Foreign Office reports fall in Britons arrested abroad
The number of Britons arrested overseas fell 10% last year, according to Foreign Office figures.
There were 5,700 arrests in the 12 months ending March 2011, down from 6,439 in the previous year, and drug offence arrests fell nearly 20% to 799.
However, the number needing hospital treatment rose in 2010/11 despite a dip in the number of visits abroad.
Minister for Europe David Lidington said it was encouraging to see a decrease in the number of arrests.
The British Behaviour Aboard report also revealed that the number of Britons raped abroad was down from 132 in 2009/10 to 115 in 2010/11.
However, sexual assaults increased from 140 to 163 over the same period.
And there were 25,969 cases of lost or stolen passports in the last year, compared with 27,272 in the previous 12 months.
According to the figures, 19,228 Britons needed consular assistance abroad in 2010/11 compared with 19,839 the year before.
The Foreign Office statistics, which also relate to Britons living abroad, also showed that in the last year Spain had the highest number of Britons arrested, at 1,745.
Spain also emerged as the country in which the most Britons required consular assistance. Some 4,971 people found themselves needing help.
However, proportionately, Britons were most likely to be arrested in Thailand, where they were also most likely to need hospital treatment.

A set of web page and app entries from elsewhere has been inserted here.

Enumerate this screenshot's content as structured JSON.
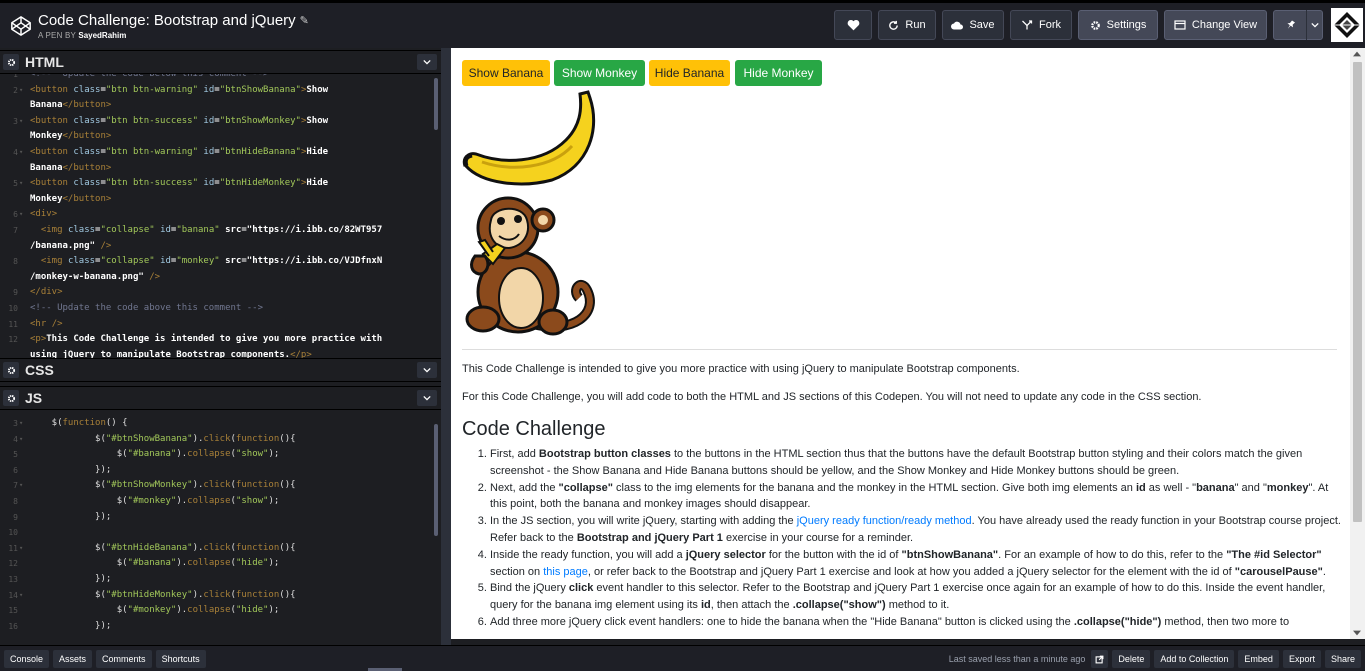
{
  "header": {
    "title": "Code Challenge: Bootstrap and jQuery",
    "byline_prefix": "A PEN BY",
    "author": "SayedRahim",
    "buttons": {
      "run": "Run",
      "save": "Save",
      "fork": "Fork",
      "settings": "Settings",
      "change_view": "Change View"
    }
  },
  "editors": {
    "html": {
      "title": "HTML",
      "lines": [
        {
          "n": "",
          "t": ""
        },
        {
          "n": "2",
          "t": ""
        },
        {
          "n": "",
          "t": ""
        },
        {
          "n": "3",
          "t": ""
        },
        {
          "n": "",
          "t": ""
        },
        {
          "n": "4",
          "t": ""
        },
        {
          "n": "",
          "t": ""
        },
        {
          "n": "5",
          "t": ""
        },
        {
          "n": "",
          "t": ""
        },
        {
          "n": "6",
          "t": ""
        },
        {
          "n": "7",
          "t": ""
        },
        {
          "n": "",
          "t": ""
        },
        {
          "n": "8",
          "t": ""
        },
        {
          "n": "",
          "t": ""
        },
        {
          "n": "9",
          "t": ""
        },
        {
          "n": "10",
          "t": ""
        },
        {
          "n": "11",
          "t": ""
        },
        {
          "n": "12",
          "t": ""
        },
        {
          "n": "",
          "t": ""
        }
      ],
      "code_lines": [
        "<!--  Update the code below this comment -->",
        "<button class=\"btn btn-warning\" id=\"btnShowBanana\">Show",
        "Banana</button>",
        "<button class=\"btn btn-success\" id=\"btnShowMonkey\">Show",
        "Monkey</button>",
        "<button class=\"btn btn-warning\" id=\"btnHideBanana\">Hide",
        "Banana</button>",
        "<button class=\"btn btn-success\" id=\"btnHideMonkey\">Hide",
        "Monkey</button>",
        "<div>",
        "  <img class=\"collapse\" id=\"banana\" src=\"https://i.ibb.co/82WT957",
        "/banana.png\" />",
        "  <img class=\"collapse\" id=\"monkey\" src=\"https://i.ibb.co/VJDfnxN",
        "/monkey-w-banana.png\" />",
        "</div>",
        "<!-- Update the code above this comment -->",
        "<hr />",
        "<p>This Code Challenge is intended to give you more practice with",
        "using jQuery to manipulate Bootstrap components.</p>"
      ]
    },
    "css": {
      "title": "CSS"
    },
    "js": {
      "title": "JS",
      "line_numbers": [
        "3",
        "4",
        "5",
        "6",
        "7",
        "8",
        "9",
        "10",
        "11",
        "12",
        "13",
        "14",
        "15",
        "16"
      ],
      "code_lines": [
        "    $(function() {",
        "            $(\"#btnShowBanana\").click(function(){",
        "                $(\"#banana\").collapse(\"show\");",
        "            });",
        "            $(\"#btnShowMonkey\").click(function(){",
        "                $(\"#monkey\").collapse(\"show\");",
        "            });",
        "",
        "            $(\"#btnHideBanana\").click(function(){",
        "                $(\"#banana\").collapse(\"hide\");",
        "            });",
        "            $(\"#btnHideMonkey\").click(function(){",
        "                $(\"#monkey\").collapse(\"hide\");",
        "            });"
      ]
    }
  },
  "preview": {
    "buttons": {
      "show_banana": "Show Banana",
      "show_monkey": "Show Monkey",
      "hide_banana": "Hide Banana",
      "hide_monkey": "Hide Monkey"
    },
    "intro": "This Code Challenge is intended to give you more practice with using jQuery to manipulate Bootstrap components.",
    "intro2": "For this Code Challenge, you will add code to both the HTML and JS sections of this Codepen. You will not need to update any code in the CSS section.",
    "heading": "Code Challenge",
    "steps": [
      {
        "html": "First, add <b>Bootstrap button classes</b> to the buttons in the HTML section thus that the buttons have the default Bootstrap button styling and their colors match the given screenshot - the Show Banana and Hide Banana buttons should be yellow, and the Show Monkey and Hide Monkey buttons should be green."
      },
      {
        "html": "Next, add the <b>\"collapse\"</b> class to the img elements for the banana and the monkey in the HTML section. Give both img elements an <b>id</b> as well - \"<b>banana</b>\" and \"<b>monkey</b>\". At this point, both the banana and monkey images should disappear."
      },
      {
        "html": "In the JS section, you will write jQuery, starting with adding the <a>jQuery ready function/ready method</a>. You have already used the ready function in your Bootstrap course project. Refer back to the <b>Bootstrap and jQuery Part 1</b> exercise in your course for a reminder."
      },
      {
        "html": "Inside the ready function, you will add a <b>jQuery selector</b> for the button with the id of <b>\"btnShowBanana\"</b>. For an example of how to do this, refer to the <b>\"The #id Selector\"</b> section on <a>this page</a>, or refer back to the Bootstrap and jQuery Part 1 exercise and look at how you added a jQuery selector for the element with the id of <b>\"carouselPause\"</b>."
      },
      {
        "html": "Bind the jQuery <b>click</b> event handler to this selector. Refer to the Bootstrap and jQuery Part 1 exercise once again for an example of how to do this. Inside the event handler, query for the banana img element using its <b>id</b>, then attach the <b>.collapse(\"show\")</b> method to it."
      },
      {
        "html": "Add three more jQuery click event handlers: one to hide the banana when the \"Hide Banana\" button is clicked using the <b>.collapse(\"hide\")</b> method, then two more to"
      }
    ]
  },
  "footer": {
    "console": "Console",
    "assets": "Assets",
    "comments": "Comments",
    "shortcuts": "Shortcuts",
    "status": "Last saved less than a minute ago",
    "delete": "Delete",
    "add_to_collection": "Add to Collection",
    "embed": "Embed",
    "export": "Export",
    "share": "Share"
  },
  "colors": {
    "warning": "#ffc107",
    "success": "#28a745",
    "link": "#007bff",
    "chrome": "#1e1f26"
  }
}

Mr Lidington said: "We work hard to warn British nationals about the consequences of breaking the law abroad so it is really encouraging to see the overall number of cases of arrests and drug arrests falling."
However, he pointed out that there had been 5,700 arrests of British nationals overseas in the last year.
He said: "Prison conditions in some parts of the world can be very poor, overcrowded and in some cases dangerous, and sentences can be much tougher than in the UK.
"People are mistaken if they think the Foreign Office can get you out of jail. We can't, but we will work hard to try and ensure your safety, and that you get a fair trial."
Meanwhile, a Foreign Office poll of 2,000 UK adults suggested that 43% of 18 to 24-year-olds know someone who has taken illegal drugs while abroad.
And two in three people do not always find out about the laws of the country they visit before travelling.
And nearly a third - 32% - of people are not aware that they will always be prosecuted under local law if they break the law abroad.
Some 6% of people thought they would be prosecuted under UK law, 22% believed it depends on the country they are in and 4% admitted to not knowing at all.
Medical treatment abroad can be expensive and the Foreign Office has urged people to take out a comprehensive travel insurance policy before travelling, to avoid large bills if they suffer from an illness or have an accident.
The British Behaviour Abroad figures were released as part of the Foreign Office's Know Before You Go campaign which encourages Britons to prepare for their foreign travel so they can avoid preventable problems.
The Foreign Office also posted a video on YouTube showing the location of thousands of incidents involving British nationals abroad over a 24-hour period.